**WORKING DATA**
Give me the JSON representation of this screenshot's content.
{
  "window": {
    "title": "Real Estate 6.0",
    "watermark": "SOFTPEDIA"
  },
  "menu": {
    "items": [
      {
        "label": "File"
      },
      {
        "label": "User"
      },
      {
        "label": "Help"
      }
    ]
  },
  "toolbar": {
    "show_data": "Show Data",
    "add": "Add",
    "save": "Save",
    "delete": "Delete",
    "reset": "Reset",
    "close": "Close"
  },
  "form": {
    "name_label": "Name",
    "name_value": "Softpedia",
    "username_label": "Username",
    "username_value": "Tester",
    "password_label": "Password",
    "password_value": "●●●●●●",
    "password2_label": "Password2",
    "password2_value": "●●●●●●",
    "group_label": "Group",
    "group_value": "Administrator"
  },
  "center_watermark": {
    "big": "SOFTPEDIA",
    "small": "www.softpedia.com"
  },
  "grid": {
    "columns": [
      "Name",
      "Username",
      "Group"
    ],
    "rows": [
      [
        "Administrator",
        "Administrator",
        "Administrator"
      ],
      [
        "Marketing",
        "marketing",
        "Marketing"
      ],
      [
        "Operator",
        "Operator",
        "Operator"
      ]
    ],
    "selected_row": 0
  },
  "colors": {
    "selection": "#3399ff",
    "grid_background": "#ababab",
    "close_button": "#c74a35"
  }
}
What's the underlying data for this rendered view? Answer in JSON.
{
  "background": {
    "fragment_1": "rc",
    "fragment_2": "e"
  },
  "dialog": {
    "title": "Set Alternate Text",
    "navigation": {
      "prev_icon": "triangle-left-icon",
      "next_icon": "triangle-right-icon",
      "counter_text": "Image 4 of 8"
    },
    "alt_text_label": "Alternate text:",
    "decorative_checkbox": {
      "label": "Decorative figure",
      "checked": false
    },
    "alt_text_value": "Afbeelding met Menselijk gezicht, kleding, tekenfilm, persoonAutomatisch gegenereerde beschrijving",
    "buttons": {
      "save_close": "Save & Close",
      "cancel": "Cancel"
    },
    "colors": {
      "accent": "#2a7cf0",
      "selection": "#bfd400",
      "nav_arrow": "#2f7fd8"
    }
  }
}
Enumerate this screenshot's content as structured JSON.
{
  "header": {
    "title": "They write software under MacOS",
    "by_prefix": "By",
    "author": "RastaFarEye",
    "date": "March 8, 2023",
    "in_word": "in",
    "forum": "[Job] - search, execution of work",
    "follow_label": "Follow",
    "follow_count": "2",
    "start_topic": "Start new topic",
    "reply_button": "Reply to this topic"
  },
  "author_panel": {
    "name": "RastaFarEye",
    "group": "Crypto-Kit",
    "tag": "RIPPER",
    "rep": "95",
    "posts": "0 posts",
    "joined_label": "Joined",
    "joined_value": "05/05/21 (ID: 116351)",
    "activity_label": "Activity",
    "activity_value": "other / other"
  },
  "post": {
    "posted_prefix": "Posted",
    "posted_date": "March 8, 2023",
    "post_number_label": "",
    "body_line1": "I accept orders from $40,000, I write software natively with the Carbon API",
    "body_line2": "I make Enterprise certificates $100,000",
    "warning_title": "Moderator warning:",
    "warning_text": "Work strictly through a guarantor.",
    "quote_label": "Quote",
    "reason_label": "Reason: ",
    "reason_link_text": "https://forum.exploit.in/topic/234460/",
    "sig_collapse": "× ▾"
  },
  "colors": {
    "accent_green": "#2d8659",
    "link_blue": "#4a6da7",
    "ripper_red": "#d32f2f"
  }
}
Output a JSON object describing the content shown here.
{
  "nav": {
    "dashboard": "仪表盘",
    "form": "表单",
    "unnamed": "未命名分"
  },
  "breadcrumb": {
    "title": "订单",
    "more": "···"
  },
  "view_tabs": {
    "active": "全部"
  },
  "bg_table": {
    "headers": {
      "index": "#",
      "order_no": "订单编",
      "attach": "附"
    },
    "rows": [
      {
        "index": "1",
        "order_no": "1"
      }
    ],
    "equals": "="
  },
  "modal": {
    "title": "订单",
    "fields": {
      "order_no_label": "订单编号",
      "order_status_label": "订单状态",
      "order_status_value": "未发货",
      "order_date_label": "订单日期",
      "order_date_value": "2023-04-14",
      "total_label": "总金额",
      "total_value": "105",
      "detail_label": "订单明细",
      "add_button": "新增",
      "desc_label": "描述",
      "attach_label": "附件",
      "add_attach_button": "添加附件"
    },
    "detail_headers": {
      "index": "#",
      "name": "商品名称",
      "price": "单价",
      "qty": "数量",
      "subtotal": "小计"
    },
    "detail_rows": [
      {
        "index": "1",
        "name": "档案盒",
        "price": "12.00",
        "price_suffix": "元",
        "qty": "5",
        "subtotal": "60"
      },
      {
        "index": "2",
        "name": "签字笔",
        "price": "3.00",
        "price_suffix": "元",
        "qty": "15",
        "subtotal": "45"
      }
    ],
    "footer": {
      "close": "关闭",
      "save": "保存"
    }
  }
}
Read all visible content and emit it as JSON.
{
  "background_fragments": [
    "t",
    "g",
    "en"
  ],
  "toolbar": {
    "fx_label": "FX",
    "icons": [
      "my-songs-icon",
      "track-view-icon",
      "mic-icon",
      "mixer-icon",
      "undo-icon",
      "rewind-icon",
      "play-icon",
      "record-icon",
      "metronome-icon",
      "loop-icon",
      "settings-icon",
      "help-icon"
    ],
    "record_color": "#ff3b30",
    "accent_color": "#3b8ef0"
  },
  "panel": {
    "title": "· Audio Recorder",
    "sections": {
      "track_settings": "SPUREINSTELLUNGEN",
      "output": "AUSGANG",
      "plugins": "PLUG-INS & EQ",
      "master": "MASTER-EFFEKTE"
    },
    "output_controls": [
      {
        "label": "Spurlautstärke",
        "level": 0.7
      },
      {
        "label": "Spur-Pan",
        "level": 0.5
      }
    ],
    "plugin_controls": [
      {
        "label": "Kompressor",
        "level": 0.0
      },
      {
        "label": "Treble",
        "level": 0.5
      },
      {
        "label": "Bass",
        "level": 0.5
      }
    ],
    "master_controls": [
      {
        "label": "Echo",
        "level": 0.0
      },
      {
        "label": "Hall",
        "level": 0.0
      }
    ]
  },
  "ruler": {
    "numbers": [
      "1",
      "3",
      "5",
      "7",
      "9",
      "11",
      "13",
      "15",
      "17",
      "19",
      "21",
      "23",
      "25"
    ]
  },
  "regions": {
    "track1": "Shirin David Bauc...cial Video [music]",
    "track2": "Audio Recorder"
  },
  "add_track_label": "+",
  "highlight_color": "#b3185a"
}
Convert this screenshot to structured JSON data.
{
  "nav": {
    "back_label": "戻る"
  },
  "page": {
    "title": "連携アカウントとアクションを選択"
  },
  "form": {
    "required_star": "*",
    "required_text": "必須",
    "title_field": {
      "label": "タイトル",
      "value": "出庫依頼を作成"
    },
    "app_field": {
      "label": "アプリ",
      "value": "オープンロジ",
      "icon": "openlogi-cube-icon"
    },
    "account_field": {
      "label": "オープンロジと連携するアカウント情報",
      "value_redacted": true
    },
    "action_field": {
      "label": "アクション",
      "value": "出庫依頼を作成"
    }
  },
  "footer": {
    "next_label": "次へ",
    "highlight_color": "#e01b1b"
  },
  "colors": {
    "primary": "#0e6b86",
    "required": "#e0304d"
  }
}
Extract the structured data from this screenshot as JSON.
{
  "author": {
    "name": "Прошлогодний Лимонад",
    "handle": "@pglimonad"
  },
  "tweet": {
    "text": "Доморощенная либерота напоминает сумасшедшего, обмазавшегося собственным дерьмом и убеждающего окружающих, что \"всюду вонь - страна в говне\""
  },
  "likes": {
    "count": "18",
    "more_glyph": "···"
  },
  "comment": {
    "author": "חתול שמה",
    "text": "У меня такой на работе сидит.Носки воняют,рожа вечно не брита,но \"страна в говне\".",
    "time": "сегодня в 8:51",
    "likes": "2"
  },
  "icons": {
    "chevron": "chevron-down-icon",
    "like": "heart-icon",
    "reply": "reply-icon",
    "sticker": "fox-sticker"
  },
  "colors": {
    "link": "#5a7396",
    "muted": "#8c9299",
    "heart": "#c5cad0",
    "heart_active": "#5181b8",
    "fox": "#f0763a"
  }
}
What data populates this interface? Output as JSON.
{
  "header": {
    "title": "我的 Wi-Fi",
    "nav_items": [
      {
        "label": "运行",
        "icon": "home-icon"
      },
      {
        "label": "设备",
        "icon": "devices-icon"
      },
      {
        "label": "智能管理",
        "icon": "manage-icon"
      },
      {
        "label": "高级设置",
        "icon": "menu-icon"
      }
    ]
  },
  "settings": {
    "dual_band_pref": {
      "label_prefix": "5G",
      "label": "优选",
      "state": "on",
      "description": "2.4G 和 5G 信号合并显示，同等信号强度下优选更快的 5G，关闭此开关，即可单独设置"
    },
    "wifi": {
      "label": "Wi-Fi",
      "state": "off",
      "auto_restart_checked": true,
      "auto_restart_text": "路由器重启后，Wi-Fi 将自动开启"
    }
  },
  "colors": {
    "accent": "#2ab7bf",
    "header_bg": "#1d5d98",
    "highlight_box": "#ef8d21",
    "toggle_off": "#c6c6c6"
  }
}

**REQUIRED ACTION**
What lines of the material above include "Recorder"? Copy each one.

**ANSWER BOX**
    "title": "· Audio Recorder",
    "track2": "Audio Recorder"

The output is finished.